[Start of Attachment]

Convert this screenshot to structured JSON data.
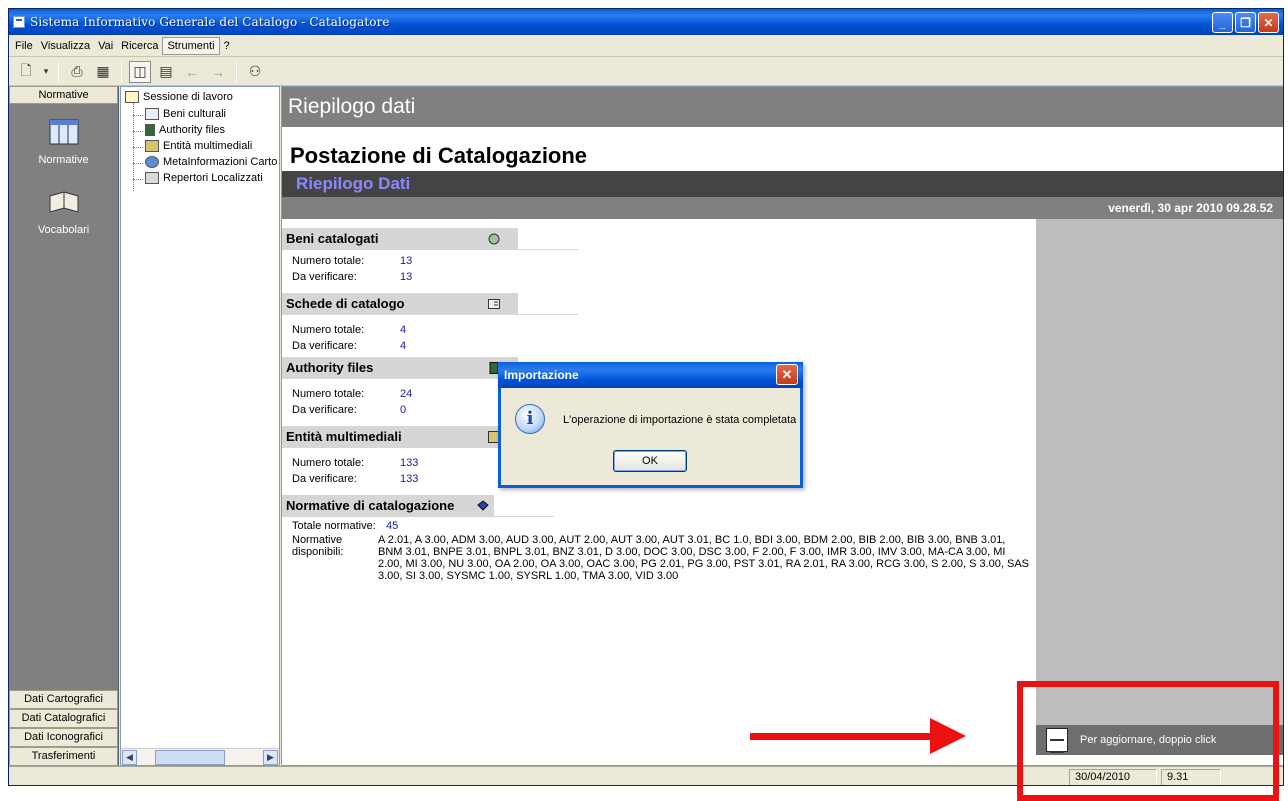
{
  "window": {
    "title": "Sistema Informativo Generale del Catalogo - Catalogatore"
  },
  "menu": {
    "items": [
      {
        "label": "File"
      },
      {
        "label": "Visualizza"
      },
      {
        "label": "Vai"
      },
      {
        "label": "Ricerca"
      },
      {
        "label": "Strumenti"
      },
      {
        "label": "?"
      }
    ]
  },
  "left_pane": {
    "header": "Normative",
    "items": [
      {
        "label": "Normative",
        "icon": "normative-icon"
      },
      {
        "label": "Vocabolari",
        "icon": "book-icon"
      }
    ],
    "bottom_buttons": [
      {
        "label": "Dati Cartografici"
      },
      {
        "label": "Dati Catalografici"
      },
      {
        "label": "Dati Iconografici"
      },
      {
        "label": "Trasferimenti"
      }
    ]
  },
  "tree": {
    "root": "Sessione di lavoro",
    "children": [
      {
        "label": "Beni culturali"
      },
      {
        "label": "Authority files"
      },
      {
        "label": "Entità multimediali"
      },
      {
        "label": "MetaInformazioni Carto"
      },
      {
        "label": "Repertori Localizzati"
      }
    ]
  },
  "content": {
    "header": "Riepilogo dati",
    "title": "Postazione di Catalogazione",
    "subtitle": "Riepilogo Dati",
    "date": "venerdì, 30 apr 2010 09.28.52",
    "sections": [
      {
        "title": "Beni catalogati",
        "icon": "beni-icon",
        "rows": [
          {
            "label": "Numero totale:",
            "value": "13"
          },
          {
            "label": "Da verificare:",
            "value": "13"
          }
        ]
      },
      {
        "title": "Schede di catalogo",
        "icon": "scheda-icon",
        "rows": [
          {
            "label": "Numero totale:",
            "value": "4"
          },
          {
            "label": "Da verificare:",
            "value": "4"
          }
        ]
      },
      {
        "title": "Authority files",
        "icon": "authority-icon",
        "rows": [
          {
            "label": "Numero totale:",
            "value": "24"
          },
          {
            "label": "Da verificare:",
            "value": "0"
          }
        ]
      },
      {
        "title": "Entità multimediali",
        "icon": "multimedia-icon",
        "rows": [
          {
            "label": "Numero totale:",
            "value": "133"
          },
          {
            "label": "Da verificare:",
            "value": "133"
          }
        ]
      },
      {
        "title": "Normative di catalogazione",
        "icon": "normative-book-icon",
        "rows": [
          {
            "label": "Totale normative:",
            "value": "45"
          }
        ]
      }
    ],
    "normative_disponibili_label": "Normative disponibili:",
    "normative_disponibili": "A 2.01, A 3.00, ADM 3.00, AUD 3.00, AUT 2.00, AUT 3.00, AUT 3.01, BC 1.0, BDI 3.00, BDM 2.00, BIB 2.00, BIB 3.00, BNB 3.01, BNM 3.01, BNPE 3.01, BNPL 3.01, BNZ 3.01, D 3.00, DOC 3.00, DSC 3.00, F 2.00, F 3.00, IMR 3.00, IMV 3.00, MA-CA 3.00, MI 2.00, MI 3.00, NU 3.00, OA 2.00, OA 3.00, OAC 3.00, PG 2.01, PG 3.00, PST 3.01, RA 2.01, RA 3.00, RCG 3.00, S 2.00, S 3.00, SAS 3.00, SI 3.00, SYSMC 1.00, SYSRL 1.00, TMA 3.00, VID 3.00",
    "footer_hint": "Per aggiornare, doppio click"
  },
  "dialog": {
    "title": "Importazione",
    "message": "L'operazione di importazione è stata completata",
    "ok_label": "OK"
  },
  "statusbar": {
    "date": "30/04/2010",
    "time": "9.31"
  },
  "colors": {
    "annotation": "#ee1111",
    "titlebar": "#0053d6",
    "subtitle": "#8a88ff"
  }
}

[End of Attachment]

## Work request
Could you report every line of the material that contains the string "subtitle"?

## Output of the exercise
    "subtitle": "Riepilogo Dati",
    "subtitle": "#8a88ff"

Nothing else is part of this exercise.